- _ASSIGNED TASK_
Without including the pictures, copy out every line below.

- _THE DATA_

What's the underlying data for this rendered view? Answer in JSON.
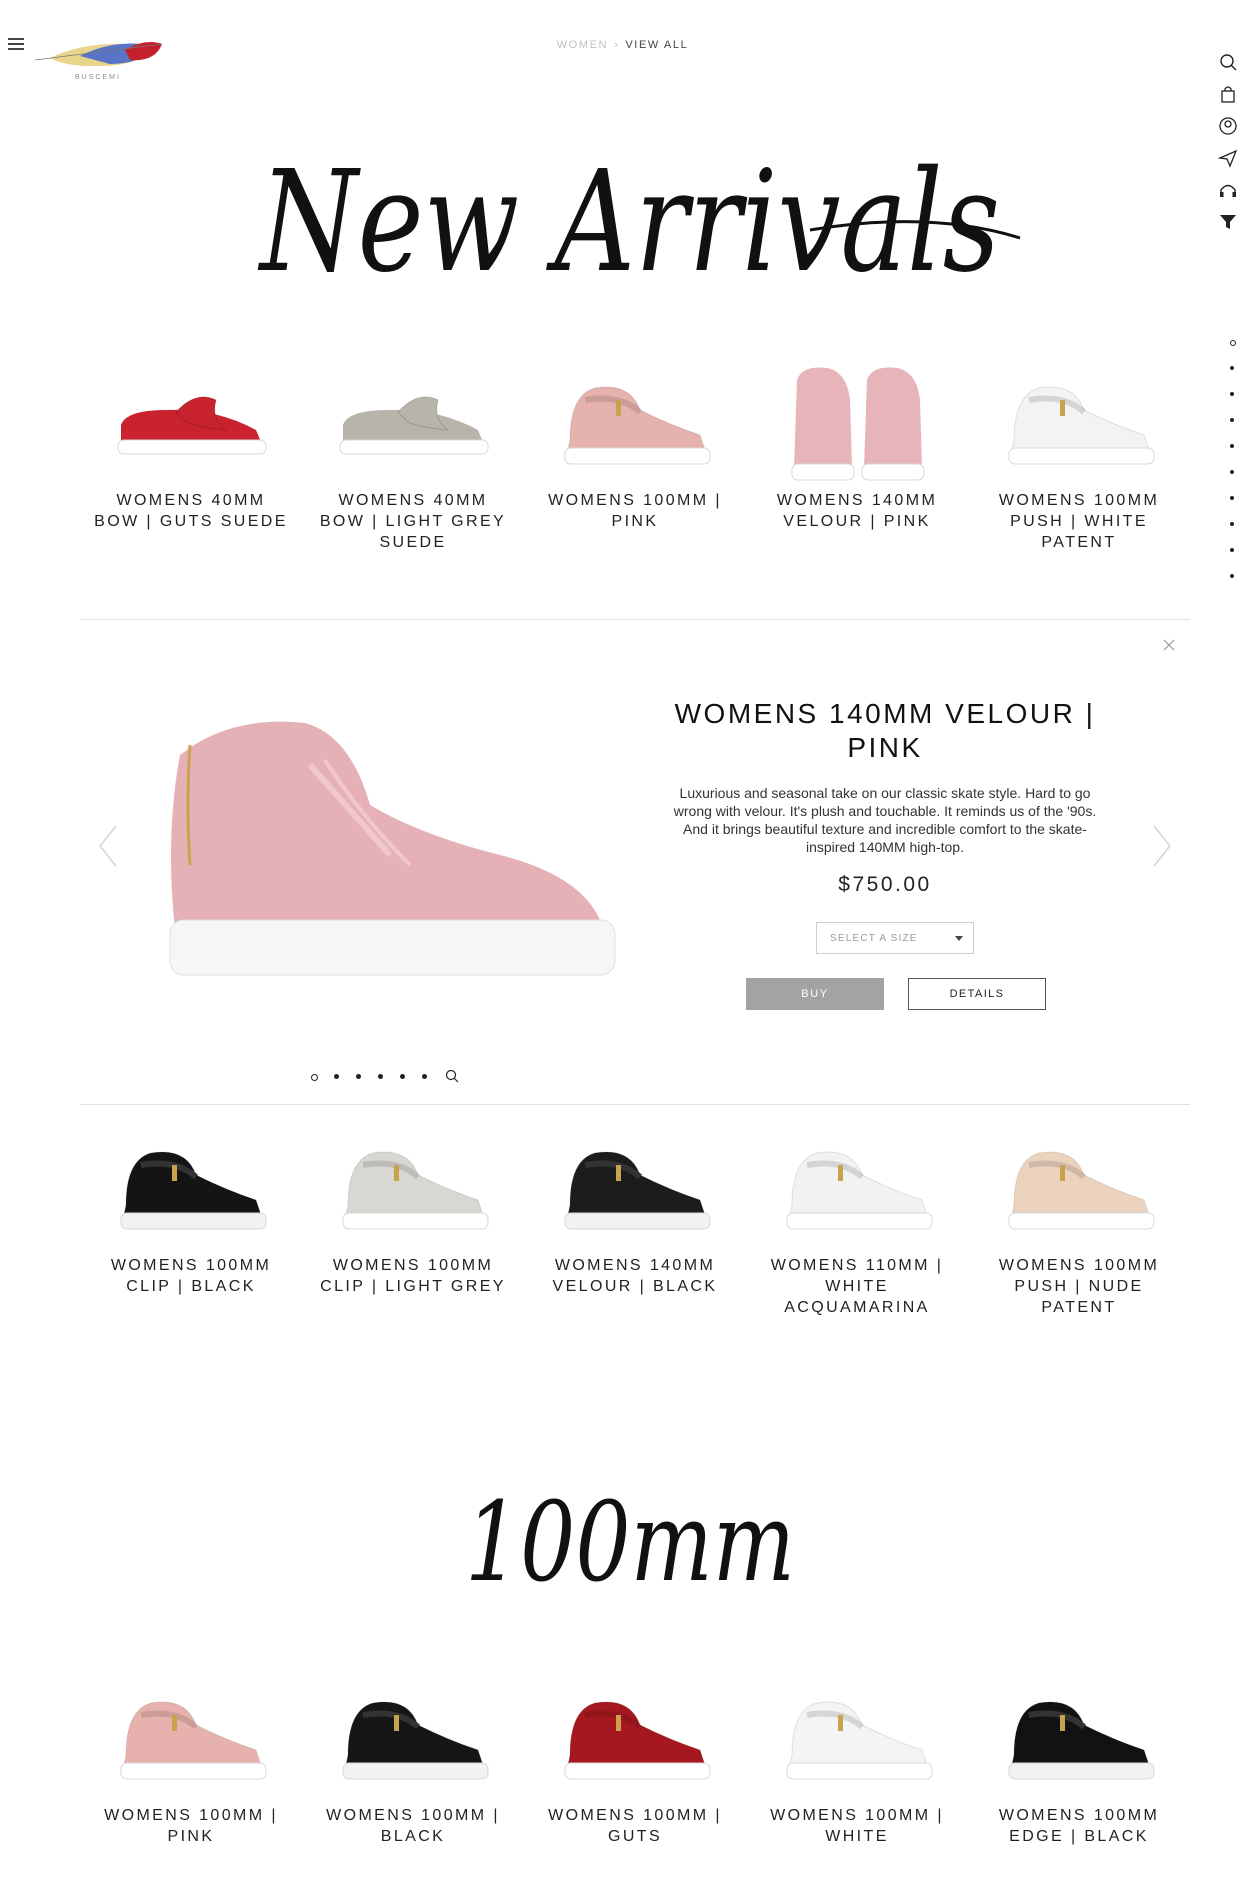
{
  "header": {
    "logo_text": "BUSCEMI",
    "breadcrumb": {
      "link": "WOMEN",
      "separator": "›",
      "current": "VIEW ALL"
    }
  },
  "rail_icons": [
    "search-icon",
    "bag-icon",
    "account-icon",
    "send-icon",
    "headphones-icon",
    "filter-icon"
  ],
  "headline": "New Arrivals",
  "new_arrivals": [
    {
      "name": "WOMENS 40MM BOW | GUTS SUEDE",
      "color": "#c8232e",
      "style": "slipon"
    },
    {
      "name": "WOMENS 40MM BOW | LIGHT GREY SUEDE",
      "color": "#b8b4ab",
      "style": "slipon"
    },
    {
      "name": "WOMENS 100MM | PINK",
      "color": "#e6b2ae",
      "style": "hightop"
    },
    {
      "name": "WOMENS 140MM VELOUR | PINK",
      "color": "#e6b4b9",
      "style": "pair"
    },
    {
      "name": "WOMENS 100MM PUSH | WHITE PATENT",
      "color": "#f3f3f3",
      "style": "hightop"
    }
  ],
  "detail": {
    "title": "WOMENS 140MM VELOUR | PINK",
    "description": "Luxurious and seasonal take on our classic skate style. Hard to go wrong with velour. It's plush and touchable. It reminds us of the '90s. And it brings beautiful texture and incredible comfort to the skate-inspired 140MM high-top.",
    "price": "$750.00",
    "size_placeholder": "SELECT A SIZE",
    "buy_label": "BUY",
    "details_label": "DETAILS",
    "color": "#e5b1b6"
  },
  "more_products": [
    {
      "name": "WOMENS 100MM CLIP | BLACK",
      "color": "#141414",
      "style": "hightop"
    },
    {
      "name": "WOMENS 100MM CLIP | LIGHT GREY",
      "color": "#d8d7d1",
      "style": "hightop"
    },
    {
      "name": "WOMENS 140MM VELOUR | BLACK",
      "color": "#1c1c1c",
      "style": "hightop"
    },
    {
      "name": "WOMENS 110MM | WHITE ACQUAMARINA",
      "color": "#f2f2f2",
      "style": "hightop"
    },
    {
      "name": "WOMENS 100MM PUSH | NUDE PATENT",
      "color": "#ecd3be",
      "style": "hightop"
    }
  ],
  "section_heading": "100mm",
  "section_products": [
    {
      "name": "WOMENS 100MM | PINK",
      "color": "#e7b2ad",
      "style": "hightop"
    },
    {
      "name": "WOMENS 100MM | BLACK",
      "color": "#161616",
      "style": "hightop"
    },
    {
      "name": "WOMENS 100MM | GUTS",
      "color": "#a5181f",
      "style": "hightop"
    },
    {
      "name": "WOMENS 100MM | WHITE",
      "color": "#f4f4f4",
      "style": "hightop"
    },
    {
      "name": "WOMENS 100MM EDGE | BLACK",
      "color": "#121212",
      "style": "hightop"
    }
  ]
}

- _FINISHED EXERCISE_
What's the underlying data for this rendered view? Answer in JSON.
{
  "header": {
    "logo_text": "BUSCEMI",
    "breadcrumb": {
      "link": "WOMEN",
      "separator": "›",
      "current": "VIEW ALL"
    }
  },
  "rail_icons": [
    "search-icon",
    "bag-icon",
    "account-icon",
    "send-icon",
    "headphones-icon",
    "filter-icon"
  ],
  "headline": "New Arrivals",
  "new_arrivals": [
    {
      "name": "WOMENS 40MM BOW | GUTS SUEDE",
      "color": "#c8232e",
      "style": "slipon"
    },
    {
      "name": "WOMENS 40MM BOW | LIGHT GREY SUEDE",
      "color": "#b8b4ab",
      "style": "slipon"
    },
    {
      "name": "WOMENS 100MM | PINK",
      "color": "#e6b2ae",
      "style": "hightop"
    },
    {
      "name": "WOMENS 140MM VELOUR | PINK",
      "color": "#e6b4b9",
      "style": "pair"
    },
    {
      "name": "WOMENS 100MM PUSH | WHITE PATENT",
      "color": "#f3f3f3",
      "style": "hightop"
    }
  ],
  "detail": {
    "title": "WOMENS 140MM VELOUR | PINK",
    "description": "Luxurious and seasonal take on our classic skate style. Hard to go wrong with velour. It's plush and touchable. It reminds us of the '90s. And it brings beautiful texture and incredible comfort to the skate-inspired 140MM high-top.",
    "price": "$750.00",
    "size_placeholder": "SELECT A SIZE",
    "buy_label": "BUY",
    "details_label": "DETAILS",
    "color": "#e5b1b6"
  },
  "more_products": [
    {
      "name": "WOMENS 100MM CLIP | BLACK",
      "color": "#141414",
      "style": "hightop"
    },
    {
      "name": "WOMENS 100MM CLIP | LIGHT GREY",
      "color": "#d8d7d1",
      "style": "hightop"
    },
    {
      "name": "WOMENS 140MM VELOUR | BLACK",
      "color": "#1c1c1c",
      "style": "hightop"
    },
    {
      "name": "WOMENS 110MM | WHITE ACQUAMARINA",
      "color": "#f2f2f2",
      "style": "hightop"
    },
    {
      "name": "WOMENS 100MM PUSH | NUDE PATENT",
      "color": "#ecd3be",
      "style": "hightop"
    }
  ],
  "section_heading": "100mm",
  "section_products": [
    {
      "name": "WOMENS 100MM | PINK",
      "color": "#e7b2ad",
      "style": "hightop"
    },
    {
      "name": "WOMENS 100MM | BLACK",
      "color": "#161616",
      "style": "hightop"
    },
    {
      "name": "WOMENS 100MM | GUTS",
      "color": "#a5181f",
      "style": "hightop"
    },
    {
      "name": "WOMENS 100MM | WHITE",
      "color": "#f4f4f4",
      "style": "hightop"
    },
    {
      "name": "WOMENS 100MM EDGE | BLACK",
      "color": "#121212",
      "style": "hightop"
    }
  ]
}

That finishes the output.